The Horizon Europe transnational programme is backed by a budget of over €95bn
Last Thursday, the European Commissioner for Innovation, Research, Culture, Education and Youth, Mariya Gabriel, and the Minister for Further and Higher Education, Research, Innovation and Science, Simon Harris TD launched the European Union’s new research and investment programme, Horizon Europe (2021-2027) in Ireland.
The new Horizon Europe programme is the largest transnational programme ever supporting research and innovation, backed by a budget of over €95bn.
The event was also an opportunity to celebrate the success of researchers and innovators under the Horizon 2020 programme that recently concluded.
When Horizon 2020 launched in 2014, Ireland set an ambitious target for the Irish research and innovation community to drawdown over €1.25bn.
We currently forecast that when all the funding is accounted for, Ireland will likely achieve this target. This success has been made possible through the commitment of Irish researchers across many disciplines, including the social sciences and humanities, and Irish enterprise. Applicants worked individually and in collaboration nationally and with European partners to compete for and win funding. Irish entities were involved in over 2,700 grant agreements over the period of the programme.
We will now support the Irish research and innovation community to build on this achievement under Horizon Europe.
The launch event marked the beginning of a seven-year journey of opportunity. More than 2,000 people registered to attend, and this level of interest is evidence of the ambition of Irish researchers and companies.
The Horizon Europe programme has three key pillars.
Pillar One, Science of Excellence, with a budget of nearly €25bn, will drive scientific excellence through the European Research Council (ERC) to enable talented researchers to push the boundaries of knowledge. The Marie Sklodowska-Curie fellowships and exchanges will support researchers to expand on their knowledge and further develop their skills. Ireland has achieved much in these areas in the past and has the talent to build on our experience.
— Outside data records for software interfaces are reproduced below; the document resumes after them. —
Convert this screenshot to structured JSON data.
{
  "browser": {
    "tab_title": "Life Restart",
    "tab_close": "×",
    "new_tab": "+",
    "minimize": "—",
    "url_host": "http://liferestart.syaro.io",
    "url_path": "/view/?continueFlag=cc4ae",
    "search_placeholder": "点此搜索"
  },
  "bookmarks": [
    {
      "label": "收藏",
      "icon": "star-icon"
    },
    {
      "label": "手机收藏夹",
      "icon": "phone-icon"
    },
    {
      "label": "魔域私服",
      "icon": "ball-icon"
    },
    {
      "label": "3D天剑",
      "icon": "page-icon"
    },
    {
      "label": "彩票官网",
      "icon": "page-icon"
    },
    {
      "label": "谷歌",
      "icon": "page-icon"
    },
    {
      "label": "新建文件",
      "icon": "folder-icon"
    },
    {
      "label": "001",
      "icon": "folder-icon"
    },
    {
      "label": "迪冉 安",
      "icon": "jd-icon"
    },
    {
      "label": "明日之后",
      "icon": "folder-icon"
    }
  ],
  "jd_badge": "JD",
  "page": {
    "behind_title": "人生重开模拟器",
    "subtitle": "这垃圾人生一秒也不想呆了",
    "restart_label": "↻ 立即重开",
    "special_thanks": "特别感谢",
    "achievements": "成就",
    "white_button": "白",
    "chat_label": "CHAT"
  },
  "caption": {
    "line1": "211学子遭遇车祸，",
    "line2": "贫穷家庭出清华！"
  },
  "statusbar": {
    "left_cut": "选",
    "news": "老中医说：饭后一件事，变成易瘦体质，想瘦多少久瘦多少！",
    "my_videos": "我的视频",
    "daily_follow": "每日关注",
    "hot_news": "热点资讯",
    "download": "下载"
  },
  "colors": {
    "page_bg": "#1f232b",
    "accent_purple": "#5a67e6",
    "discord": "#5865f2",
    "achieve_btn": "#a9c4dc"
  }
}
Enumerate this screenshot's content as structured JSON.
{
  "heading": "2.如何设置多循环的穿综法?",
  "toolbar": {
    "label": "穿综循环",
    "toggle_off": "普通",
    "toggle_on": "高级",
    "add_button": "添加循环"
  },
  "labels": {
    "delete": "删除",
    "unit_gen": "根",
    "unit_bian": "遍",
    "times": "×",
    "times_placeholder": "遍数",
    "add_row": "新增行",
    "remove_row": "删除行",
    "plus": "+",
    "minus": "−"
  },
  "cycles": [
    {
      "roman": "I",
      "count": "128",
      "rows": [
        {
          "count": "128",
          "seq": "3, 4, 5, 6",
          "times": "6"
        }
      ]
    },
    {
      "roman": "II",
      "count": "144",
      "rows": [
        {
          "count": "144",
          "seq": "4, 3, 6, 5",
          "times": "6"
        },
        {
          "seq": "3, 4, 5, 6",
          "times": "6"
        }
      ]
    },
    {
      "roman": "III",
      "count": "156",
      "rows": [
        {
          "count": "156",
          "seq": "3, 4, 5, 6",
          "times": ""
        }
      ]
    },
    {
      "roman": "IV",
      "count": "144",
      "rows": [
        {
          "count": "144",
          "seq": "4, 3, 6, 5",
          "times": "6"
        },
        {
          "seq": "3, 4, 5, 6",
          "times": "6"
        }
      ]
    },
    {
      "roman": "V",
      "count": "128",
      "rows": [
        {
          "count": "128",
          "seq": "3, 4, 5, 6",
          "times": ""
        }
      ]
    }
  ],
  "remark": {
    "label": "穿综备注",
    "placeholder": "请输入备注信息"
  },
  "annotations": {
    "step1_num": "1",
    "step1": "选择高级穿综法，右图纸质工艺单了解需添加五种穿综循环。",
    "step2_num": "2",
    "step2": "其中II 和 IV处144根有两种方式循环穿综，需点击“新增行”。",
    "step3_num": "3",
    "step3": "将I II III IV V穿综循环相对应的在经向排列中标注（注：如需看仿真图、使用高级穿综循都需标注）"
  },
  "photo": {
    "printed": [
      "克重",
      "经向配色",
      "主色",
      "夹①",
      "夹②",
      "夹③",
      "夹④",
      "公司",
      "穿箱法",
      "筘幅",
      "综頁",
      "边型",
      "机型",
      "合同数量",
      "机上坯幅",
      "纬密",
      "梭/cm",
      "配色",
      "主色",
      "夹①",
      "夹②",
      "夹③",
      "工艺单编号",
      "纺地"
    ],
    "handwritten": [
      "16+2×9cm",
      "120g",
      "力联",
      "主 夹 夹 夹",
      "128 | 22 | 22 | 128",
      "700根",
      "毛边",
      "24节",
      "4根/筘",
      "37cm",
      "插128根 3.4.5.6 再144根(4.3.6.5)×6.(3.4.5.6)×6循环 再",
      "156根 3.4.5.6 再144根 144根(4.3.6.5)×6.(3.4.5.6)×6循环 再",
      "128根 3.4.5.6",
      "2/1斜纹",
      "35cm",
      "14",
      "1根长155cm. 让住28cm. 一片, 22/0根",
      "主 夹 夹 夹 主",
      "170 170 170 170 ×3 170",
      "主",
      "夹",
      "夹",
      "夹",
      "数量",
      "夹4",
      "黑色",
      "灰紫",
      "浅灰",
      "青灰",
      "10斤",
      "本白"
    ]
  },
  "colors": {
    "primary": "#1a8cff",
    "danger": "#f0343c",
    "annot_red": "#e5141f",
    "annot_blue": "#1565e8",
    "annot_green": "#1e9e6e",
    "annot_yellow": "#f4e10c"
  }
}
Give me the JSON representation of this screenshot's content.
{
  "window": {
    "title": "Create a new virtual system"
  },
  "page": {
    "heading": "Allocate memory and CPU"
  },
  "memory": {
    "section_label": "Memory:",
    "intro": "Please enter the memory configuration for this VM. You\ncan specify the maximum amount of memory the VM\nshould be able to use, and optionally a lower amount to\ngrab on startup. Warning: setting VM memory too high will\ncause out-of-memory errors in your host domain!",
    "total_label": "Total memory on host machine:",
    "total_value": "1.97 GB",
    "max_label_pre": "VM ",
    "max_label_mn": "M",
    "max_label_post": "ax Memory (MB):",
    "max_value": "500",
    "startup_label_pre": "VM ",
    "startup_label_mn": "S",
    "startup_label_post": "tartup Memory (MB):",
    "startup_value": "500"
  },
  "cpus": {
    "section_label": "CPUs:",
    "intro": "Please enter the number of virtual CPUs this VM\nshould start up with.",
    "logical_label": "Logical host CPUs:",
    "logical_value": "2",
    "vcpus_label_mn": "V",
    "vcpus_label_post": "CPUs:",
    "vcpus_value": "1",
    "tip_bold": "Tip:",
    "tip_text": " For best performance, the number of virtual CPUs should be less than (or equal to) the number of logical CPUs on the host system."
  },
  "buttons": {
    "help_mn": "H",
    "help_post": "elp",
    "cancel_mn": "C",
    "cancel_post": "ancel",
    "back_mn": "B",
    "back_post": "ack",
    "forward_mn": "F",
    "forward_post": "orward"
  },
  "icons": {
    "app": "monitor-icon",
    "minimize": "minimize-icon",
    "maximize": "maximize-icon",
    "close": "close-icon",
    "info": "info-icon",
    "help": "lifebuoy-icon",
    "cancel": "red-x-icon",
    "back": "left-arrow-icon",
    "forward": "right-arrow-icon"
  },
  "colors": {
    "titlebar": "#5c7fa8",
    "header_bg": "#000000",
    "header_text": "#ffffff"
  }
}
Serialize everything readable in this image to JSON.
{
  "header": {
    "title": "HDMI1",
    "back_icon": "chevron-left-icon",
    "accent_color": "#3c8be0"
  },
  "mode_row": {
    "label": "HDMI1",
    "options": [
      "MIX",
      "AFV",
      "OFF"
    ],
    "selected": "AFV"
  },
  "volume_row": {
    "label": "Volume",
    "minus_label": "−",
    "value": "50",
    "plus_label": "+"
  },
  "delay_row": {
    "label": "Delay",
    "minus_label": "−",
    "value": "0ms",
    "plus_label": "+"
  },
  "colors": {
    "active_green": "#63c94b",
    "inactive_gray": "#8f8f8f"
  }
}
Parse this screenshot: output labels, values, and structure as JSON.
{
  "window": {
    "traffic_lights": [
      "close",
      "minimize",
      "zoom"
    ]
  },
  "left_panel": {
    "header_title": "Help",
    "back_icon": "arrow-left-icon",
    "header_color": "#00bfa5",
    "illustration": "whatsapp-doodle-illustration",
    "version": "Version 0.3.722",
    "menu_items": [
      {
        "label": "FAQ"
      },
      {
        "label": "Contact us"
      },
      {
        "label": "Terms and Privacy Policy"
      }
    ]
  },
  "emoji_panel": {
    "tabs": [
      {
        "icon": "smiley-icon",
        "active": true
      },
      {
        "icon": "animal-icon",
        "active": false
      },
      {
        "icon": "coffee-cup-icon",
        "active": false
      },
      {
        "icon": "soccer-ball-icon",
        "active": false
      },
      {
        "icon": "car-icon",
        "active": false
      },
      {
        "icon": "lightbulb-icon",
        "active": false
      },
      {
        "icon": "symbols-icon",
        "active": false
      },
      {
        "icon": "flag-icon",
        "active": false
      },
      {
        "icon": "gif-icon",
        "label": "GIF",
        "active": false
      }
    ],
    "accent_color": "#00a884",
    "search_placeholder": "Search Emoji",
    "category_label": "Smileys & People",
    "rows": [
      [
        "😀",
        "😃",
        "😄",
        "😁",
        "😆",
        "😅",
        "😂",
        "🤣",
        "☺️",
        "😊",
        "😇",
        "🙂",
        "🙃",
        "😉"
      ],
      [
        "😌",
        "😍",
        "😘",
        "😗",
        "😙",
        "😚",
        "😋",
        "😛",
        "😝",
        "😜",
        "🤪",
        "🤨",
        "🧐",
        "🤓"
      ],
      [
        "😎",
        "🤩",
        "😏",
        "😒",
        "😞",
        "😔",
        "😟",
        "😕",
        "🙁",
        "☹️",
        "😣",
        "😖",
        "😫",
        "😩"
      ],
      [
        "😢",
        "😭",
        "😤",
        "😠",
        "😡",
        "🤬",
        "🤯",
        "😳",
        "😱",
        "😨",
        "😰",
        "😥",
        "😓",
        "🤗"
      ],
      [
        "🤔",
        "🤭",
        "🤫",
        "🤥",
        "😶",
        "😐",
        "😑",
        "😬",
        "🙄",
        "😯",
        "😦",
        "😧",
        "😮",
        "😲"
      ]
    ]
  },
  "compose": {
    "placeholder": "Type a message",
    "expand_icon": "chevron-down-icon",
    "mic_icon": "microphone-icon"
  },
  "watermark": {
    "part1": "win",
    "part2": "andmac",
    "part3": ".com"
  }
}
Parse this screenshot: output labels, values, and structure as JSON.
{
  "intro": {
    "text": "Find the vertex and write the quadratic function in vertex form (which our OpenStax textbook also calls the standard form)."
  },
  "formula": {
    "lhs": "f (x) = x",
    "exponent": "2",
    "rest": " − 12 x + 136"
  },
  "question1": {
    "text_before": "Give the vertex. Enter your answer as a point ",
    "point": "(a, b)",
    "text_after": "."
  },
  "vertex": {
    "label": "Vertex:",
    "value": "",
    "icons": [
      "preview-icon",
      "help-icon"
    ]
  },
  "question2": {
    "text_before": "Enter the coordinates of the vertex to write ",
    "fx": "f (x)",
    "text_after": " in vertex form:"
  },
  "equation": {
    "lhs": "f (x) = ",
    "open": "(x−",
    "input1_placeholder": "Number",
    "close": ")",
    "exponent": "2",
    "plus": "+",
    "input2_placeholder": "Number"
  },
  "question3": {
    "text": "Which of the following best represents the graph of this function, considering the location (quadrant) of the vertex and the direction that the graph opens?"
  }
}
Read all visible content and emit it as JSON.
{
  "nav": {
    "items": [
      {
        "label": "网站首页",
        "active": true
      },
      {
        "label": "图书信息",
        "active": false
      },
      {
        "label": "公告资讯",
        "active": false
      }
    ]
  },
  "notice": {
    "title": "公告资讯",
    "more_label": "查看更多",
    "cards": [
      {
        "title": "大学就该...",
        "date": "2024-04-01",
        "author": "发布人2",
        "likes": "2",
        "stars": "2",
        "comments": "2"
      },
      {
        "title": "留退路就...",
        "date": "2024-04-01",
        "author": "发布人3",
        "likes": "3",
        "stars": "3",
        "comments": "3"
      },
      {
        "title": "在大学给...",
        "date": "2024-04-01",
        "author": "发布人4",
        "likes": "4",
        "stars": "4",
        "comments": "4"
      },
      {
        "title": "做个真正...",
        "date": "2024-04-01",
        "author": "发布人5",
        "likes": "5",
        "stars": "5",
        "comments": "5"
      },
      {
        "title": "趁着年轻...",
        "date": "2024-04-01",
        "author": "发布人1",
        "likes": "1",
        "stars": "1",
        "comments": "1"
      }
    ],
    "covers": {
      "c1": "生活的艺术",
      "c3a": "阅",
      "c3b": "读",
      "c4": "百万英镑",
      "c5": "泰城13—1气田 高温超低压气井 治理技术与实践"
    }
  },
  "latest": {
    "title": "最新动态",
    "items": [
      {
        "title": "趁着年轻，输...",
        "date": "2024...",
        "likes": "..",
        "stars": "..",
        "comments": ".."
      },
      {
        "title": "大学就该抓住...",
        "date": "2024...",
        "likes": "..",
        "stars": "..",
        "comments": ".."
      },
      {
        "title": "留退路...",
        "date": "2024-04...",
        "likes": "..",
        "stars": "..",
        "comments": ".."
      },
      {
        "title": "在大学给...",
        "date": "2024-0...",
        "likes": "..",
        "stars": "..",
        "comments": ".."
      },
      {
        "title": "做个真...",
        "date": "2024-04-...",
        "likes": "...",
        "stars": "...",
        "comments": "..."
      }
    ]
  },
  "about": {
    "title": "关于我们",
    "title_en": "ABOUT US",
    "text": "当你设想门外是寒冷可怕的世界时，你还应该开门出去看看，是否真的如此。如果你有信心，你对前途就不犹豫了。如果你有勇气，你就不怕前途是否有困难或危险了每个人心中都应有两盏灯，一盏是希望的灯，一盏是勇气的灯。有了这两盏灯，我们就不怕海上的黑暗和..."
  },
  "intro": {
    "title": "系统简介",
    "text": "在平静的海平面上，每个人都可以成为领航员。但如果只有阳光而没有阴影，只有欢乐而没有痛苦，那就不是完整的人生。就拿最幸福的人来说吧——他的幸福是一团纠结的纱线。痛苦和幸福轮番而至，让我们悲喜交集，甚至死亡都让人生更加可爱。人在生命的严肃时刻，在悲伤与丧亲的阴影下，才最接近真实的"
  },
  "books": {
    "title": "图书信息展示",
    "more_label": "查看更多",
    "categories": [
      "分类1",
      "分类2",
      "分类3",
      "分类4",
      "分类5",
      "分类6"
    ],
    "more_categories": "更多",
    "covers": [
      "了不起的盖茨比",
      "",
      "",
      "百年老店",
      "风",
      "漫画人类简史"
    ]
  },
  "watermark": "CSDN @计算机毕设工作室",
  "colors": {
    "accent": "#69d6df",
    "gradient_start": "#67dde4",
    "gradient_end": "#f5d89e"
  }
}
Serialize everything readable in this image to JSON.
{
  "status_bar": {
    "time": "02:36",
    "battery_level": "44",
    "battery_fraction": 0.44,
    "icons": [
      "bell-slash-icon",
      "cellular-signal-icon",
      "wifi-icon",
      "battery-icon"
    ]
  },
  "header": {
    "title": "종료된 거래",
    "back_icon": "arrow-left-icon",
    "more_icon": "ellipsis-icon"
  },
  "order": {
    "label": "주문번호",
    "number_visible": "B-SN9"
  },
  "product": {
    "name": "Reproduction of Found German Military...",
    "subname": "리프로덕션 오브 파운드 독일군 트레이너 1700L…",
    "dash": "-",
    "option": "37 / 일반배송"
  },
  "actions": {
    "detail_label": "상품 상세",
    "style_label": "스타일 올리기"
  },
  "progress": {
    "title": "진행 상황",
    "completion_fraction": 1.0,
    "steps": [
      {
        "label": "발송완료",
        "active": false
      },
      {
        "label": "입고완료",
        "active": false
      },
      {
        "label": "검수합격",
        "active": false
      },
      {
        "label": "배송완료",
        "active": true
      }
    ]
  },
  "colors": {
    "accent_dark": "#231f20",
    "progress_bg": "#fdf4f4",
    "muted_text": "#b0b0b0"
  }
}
Pillar Two, Global Challenges and European Industrial Competitiveness, with a budget of nearly €54bn, will fund collaborative research relating to societal challenges and will reinforce our European technological and industrial capacity through thematic clusters, where in partnership we can address many of the challenges we face as European and global citizens. Here there will be opportunities to collaborate in areas including health, culture, creativity and inclusive societies, digital, industry and space, climate and food agriculture, and the environment.
Under the third Pillar, Innovative Europe, the programme is introducing new features such as the European Innovation Council (EIC).
The EIC, which has already been running in a pilot phase, will now have a budget of over €10bn to provide support for emerging and breakthrough innovations by researchers, SMEs, start-ups, and larger companies. In the pilot phase we saw Enterprise Ireland-supported companies Aquila Bioscience, Kite Medical, NVP Energy, GlasPort Bio and Kastus Technologies awarded funding. Ireland has a strong pipeline of High Potential Start Ups to build on their success.
A new feature of this framework programme is the five Missions which are commitments to solve some of the greatest challenges facing our world.
By 2030, the Missions aim to achieve three million lives saved from cancer diseases, 100 climate neutral cities, healthy oceans, seas and inland waters, healthy soils and food, and regions resilient to climate changes. Researchers and innovators will be critical to achieving these aims and there will be many opportunities to contribute and to compete for funding.
At the launch event we heard from a panel of researchers and innovators from the University of Limerick, Athlone Institute of Technology, the Tyndall National Institute, IBM Research-Ireland, Sirius XT and Hibergene about their experience of winning European funding. All agreed the application process took a lot of planning and preparation, that it is very competitive and, most importantly, that is well worth the effort.
I would encourage all researchers and innovator companies to look at the opportunities under the programme and to contact their national contact points in Enterprise Ireland and across the Horizon Europe national support network for information, funding, guidance and expert support in evaluating opportunities and making applications.
Speaking at the launch event, Commissioner Gabriel stated that with Ireland being a strong innovator, she was confident that its top talents will continue to participate with great success in Horizon Europe and help deliver new knowledge and solutions for a sustainable future.
I couldn’t agree more.
Garrett Murray is National Director for Horizon Europe at Enterprise Ireland